• Aim of the task: Drop all images. Then write out each line below exactly as given.

Data records
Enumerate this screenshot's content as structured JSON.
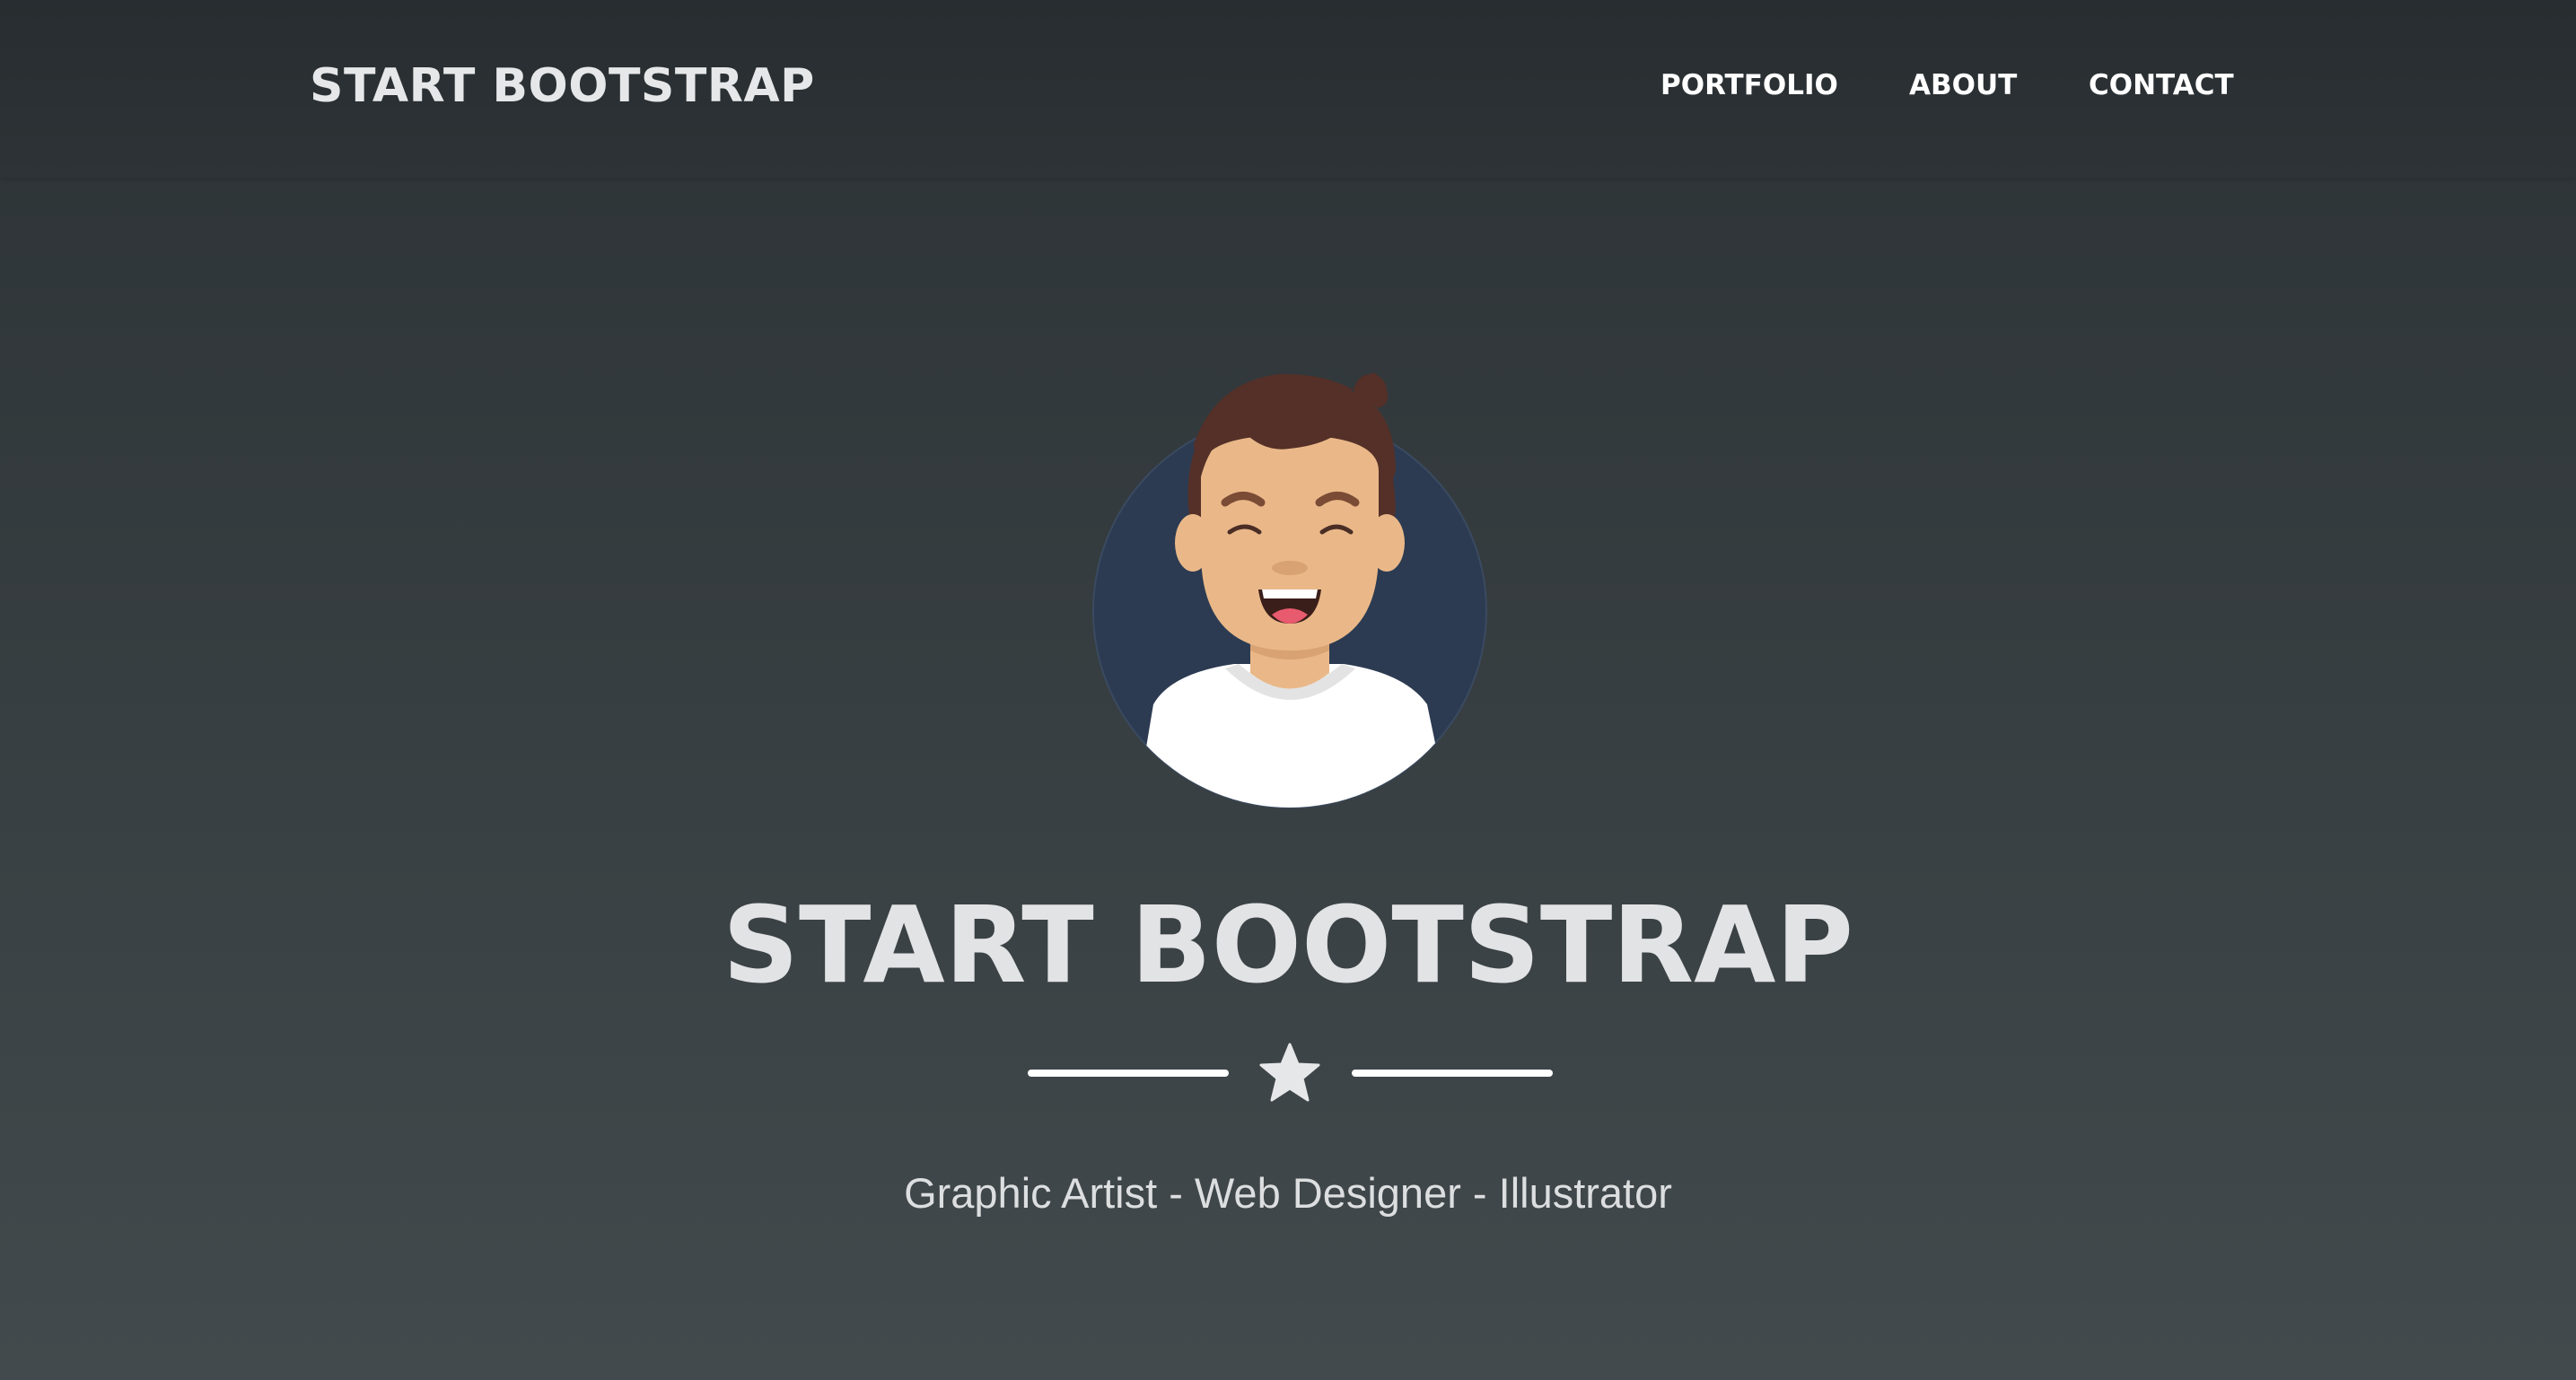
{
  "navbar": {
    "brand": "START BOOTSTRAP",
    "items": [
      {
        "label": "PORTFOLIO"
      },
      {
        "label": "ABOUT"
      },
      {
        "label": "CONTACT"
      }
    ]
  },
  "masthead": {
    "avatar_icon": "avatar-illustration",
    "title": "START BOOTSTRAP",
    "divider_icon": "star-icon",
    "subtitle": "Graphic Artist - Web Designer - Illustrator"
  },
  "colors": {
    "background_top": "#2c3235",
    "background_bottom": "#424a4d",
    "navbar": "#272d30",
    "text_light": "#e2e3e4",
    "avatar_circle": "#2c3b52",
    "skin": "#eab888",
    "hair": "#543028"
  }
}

• Solution below:
Enumerate this screenshot's content as structured JSON.
{
  "navbar": {
    "brand": "START BOOTSTRAP",
    "items": [
      {
        "label": "PORTFOLIO"
      },
      {
        "label": "ABOUT"
      },
      {
        "label": "CONTACT"
      }
    ]
  },
  "masthead": {
    "avatar_icon": "avatar-illustration",
    "title": "START BOOTSTRAP",
    "divider_icon": "star-icon",
    "subtitle": "Graphic Artist - Web Designer - Illustrator"
  },
  "colors": {
    "background_top": "#2c3235",
    "background_bottom": "#424a4d",
    "navbar": "#272d30",
    "text_light": "#e2e3e4",
    "avatar_circle": "#2c3b52",
    "skin": "#eab888",
    "hair": "#543028"
  }
}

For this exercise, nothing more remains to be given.